Records supplied Start Marker

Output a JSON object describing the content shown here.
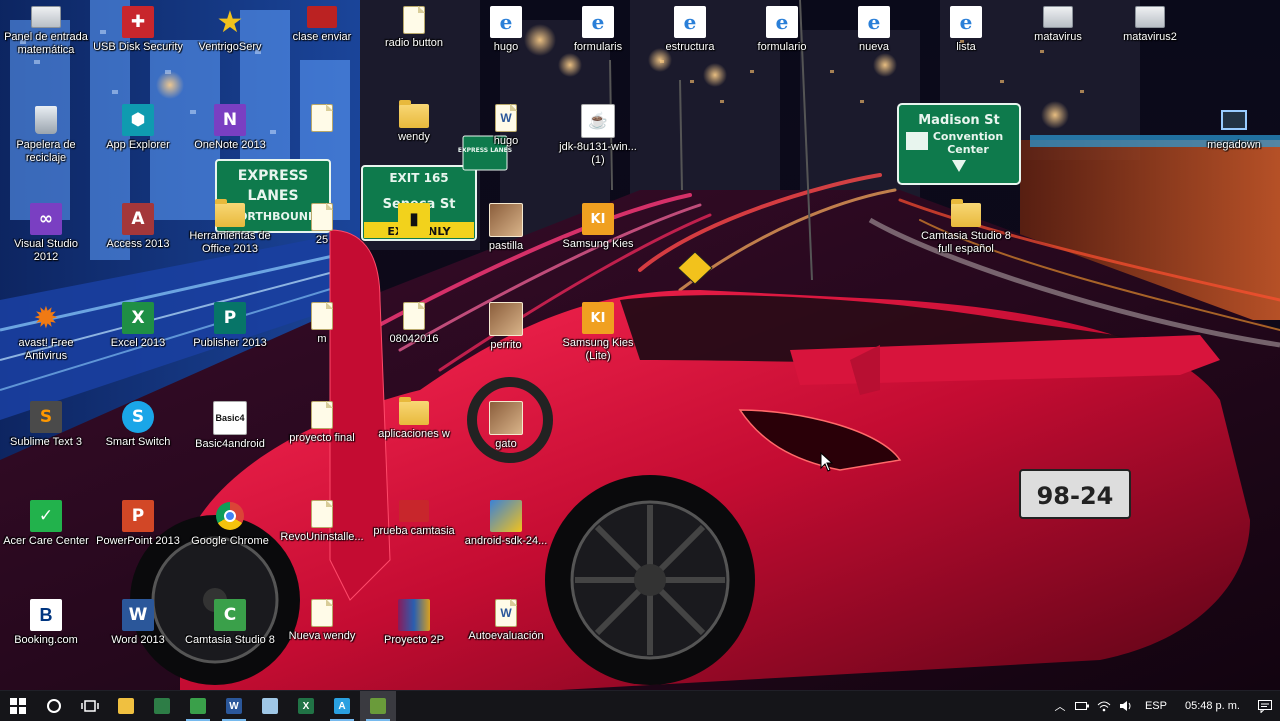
{
  "wallpaper": {
    "sign_express_line1": "EXPRESS",
    "sign_express_line2": "LANES",
    "sign_express_line3": "NORTHBOUND",
    "sign_exit_number": "EXIT 165",
    "sign_exit_street": "Seneca St",
    "sign_exit_only": "EXIT ONLY",
    "sign_madison_line1": "Madison St",
    "sign_madison_line2": "Convention",
    "sign_madison_line3": "Center",
    "plate": "98-24",
    "road_sign_small": "EXPRESS LANES"
  },
  "desktop": {
    "icons": [
      {
        "label": "Panel de entrada matemática",
        "glyph": "pen-tablet-icon"
      },
      {
        "label": "USB Disk Security",
        "glyph": "shield-icon"
      },
      {
        "label": "VentrigoServ",
        "glyph": "star-icon"
      },
      {
        "label": "clase enviar",
        "glyph": "video-file-icon"
      },
      {
        "label": "radio button",
        "glyph": "file-icon"
      },
      {
        "label": "hugo",
        "glyph": "ie-shortcut-icon"
      },
      {
        "label": "formularis",
        "glyph": "ie-shortcut-icon"
      },
      {
        "label": "estructura",
        "glyph": "ie-shortcut-icon"
      },
      {
        "label": "formulario",
        "glyph": "ie-shortcut-icon"
      },
      {
        "label": "nueva",
        "glyph": "ie-shortcut-icon"
      },
      {
        "label": "lista",
        "glyph": "ie-shortcut-icon"
      },
      {
        "label": "matavirus",
        "glyph": "gadget-icon"
      },
      {
        "label": "matavirus2",
        "glyph": "gadget-icon"
      },
      {
        "label": "Papelera de reciclaje",
        "glyph": "recycle-bin-icon"
      },
      {
        "label": "App Explorer",
        "glyph": "app-explorer-icon"
      },
      {
        "label": "OneNote 2013",
        "glyph": "onenote-icon"
      },
      {
        "label": "",
        "glyph": "file-icon"
      },
      {
        "label": "wendy",
        "glyph": "folder-icon"
      },
      {
        "label": "hugo",
        "glyph": "word-doc-icon"
      },
      {
        "label": "jdk-8u131-win...(1)",
        "glyph": "java-installer-icon"
      },
      {
        "label": "megadown",
        "glyph": "monitor-icon"
      },
      {
        "label": "Visual Studio 2012",
        "glyph": "visual-studio-icon"
      },
      {
        "label": "Access 2013",
        "glyph": "access-icon"
      },
      {
        "label": "Herramientas de Office 2013",
        "glyph": "office-tools-icon"
      },
      {
        "label": "25",
        "glyph": "file-icon"
      },
      {
        "label": "",
        "glyph": "book-icon"
      },
      {
        "label": "pastilla",
        "glyph": "image-icon"
      },
      {
        "label": "Samsung Kies",
        "glyph": "kies-icon"
      },
      {
        "label": "Camtasia Studio 8 full español",
        "glyph": "folder-icon"
      },
      {
        "label": "avast! Free Antivirus",
        "glyph": "avast-icon"
      },
      {
        "label": "Excel 2013",
        "glyph": "excel-icon"
      },
      {
        "label": "Publisher 2013",
        "glyph": "publisher-icon"
      },
      {
        "label": "m",
        "glyph": "file-icon"
      },
      {
        "label": "08042016",
        "glyph": "file-icon"
      },
      {
        "label": "perrito",
        "glyph": "image-icon"
      },
      {
        "label": "Samsung Kies (Lite)",
        "glyph": "kies-icon"
      },
      {
        "label": "Sublime Text 3",
        "glyph": "sublime-icon"
      },
      {
        "label": "Smart Switch",
        "glyph": "smart-switch-icon"
      },
      {
        "label": "Basic4android",
        "glyph": "basic4android-icon"
      },
      {
        "label": "proyecto final",
        "glyph": "file-icon"
      },
      {
        "label": "aplicaciones w",
        "glyph": "folder-icon"
      },
      {
        "label": "gato",
        "glyph": "image-icon"
      },
      {
        "label": "Acer Care Center",
        "glyph": "acer-care-icon"
      },
      {
        "label": "PowerPoint 2013",
        "glyph": "powerpoint-icon"
      },
      {
        "label": "Google Chrome",
        "glyph": "chrome-icon"
      },
      {
        "label": "RevoUninstalle...",
        "glyph": "file-icon"
      },
      {
        "label": "prueba camtasia",
        "glyph": "video-file-icon"
      },
      {
        "label": "android-sdk-24...",
        "glyph": "installer-icon"
      },
      {
        "label": "Booking.com",
        "glyph": "booking-icon"
      },
      {
        "label": "Word 2013",
        "glyph": "word-icon"
      },
      {
        "label": "Camtasia Studio 8",
        "glyph": "camtasia-icon"
      },
      {
        "label": "Nueva wendy",
        "glyph": "file-icon"
      },
      {
        "label": "Proyecto 2P",
        "glyph": "winrar-icon"
      },
      {
        "label": "Autoevaluación",
        "glyph": "word-doc-icon"
      }
    ]
  },
  "taskbar": {
    "start_icon": "windows-start-icon",
    "search_icon": "cortana-circle-icon",
    "task_view_icon": "task-view-icon",
    "apps": [
      {
        "name": "file-explorer",
        "glyph": "E",
        "color": "#f0c040"
      },
      {
        "name": "store",
        "glyph": "S",
        "color": "#2d7d46"
      },
      {
        "name": "camtasia",
        "glyph": "C",
        "color": "#3aa04a"
      },
      {
        "name": "word",
        "glyph": "W",
        "color": "#2b579a"
      },
      {
        "name": "notepad",
        "glyph": "N",
        "color": "#9fc7e6"
      },
      {
        "name": "excel",
        "glyph": "X",
        "color": "#217346"
      },
      {
        "name": "app",
        "glyph": "A",
        "color": "#2aa0e0"
      },
      {
        "name": "camtasia-recorder",
        "glyph": "R",
        "color": "#6a9b3a"
      }
    ],
    "tray": {
      "language": "ESP",
      "time": "05:48 p. m."
    }
  }
}
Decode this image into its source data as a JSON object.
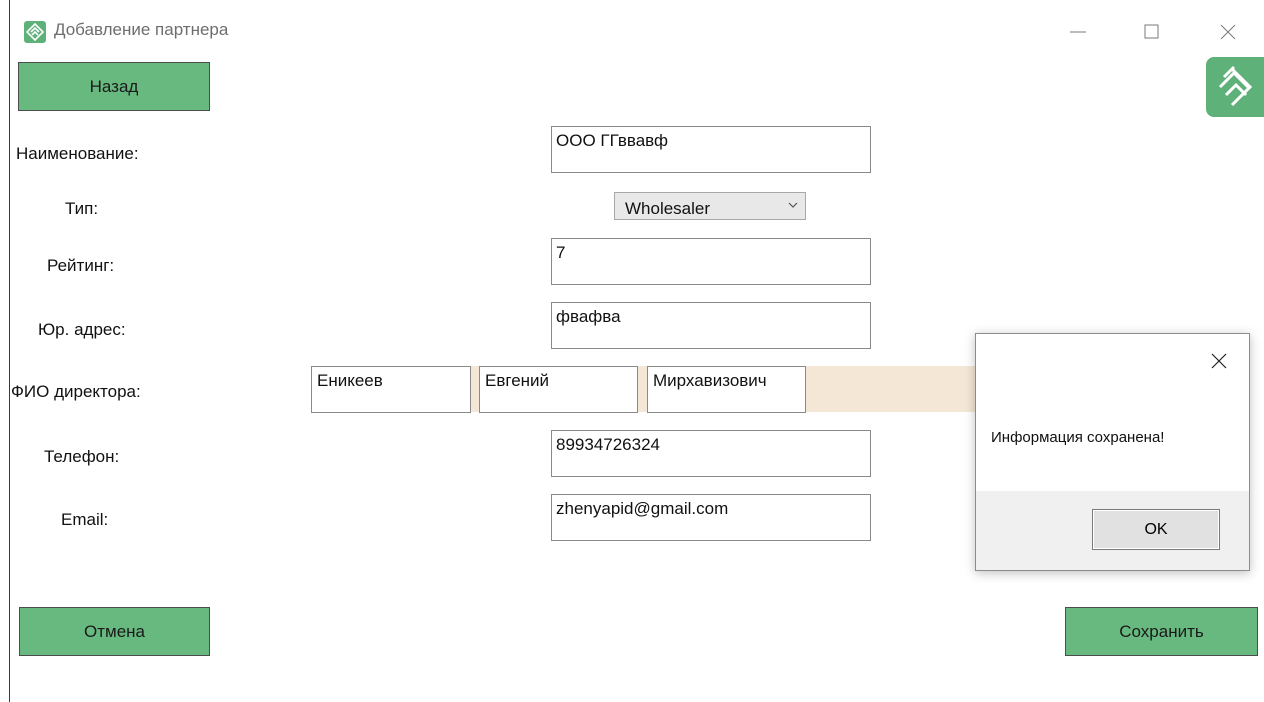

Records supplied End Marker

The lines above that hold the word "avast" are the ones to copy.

## Response:
        "label": "avast! Free Antivirus",
        "glyph": "avast-icon"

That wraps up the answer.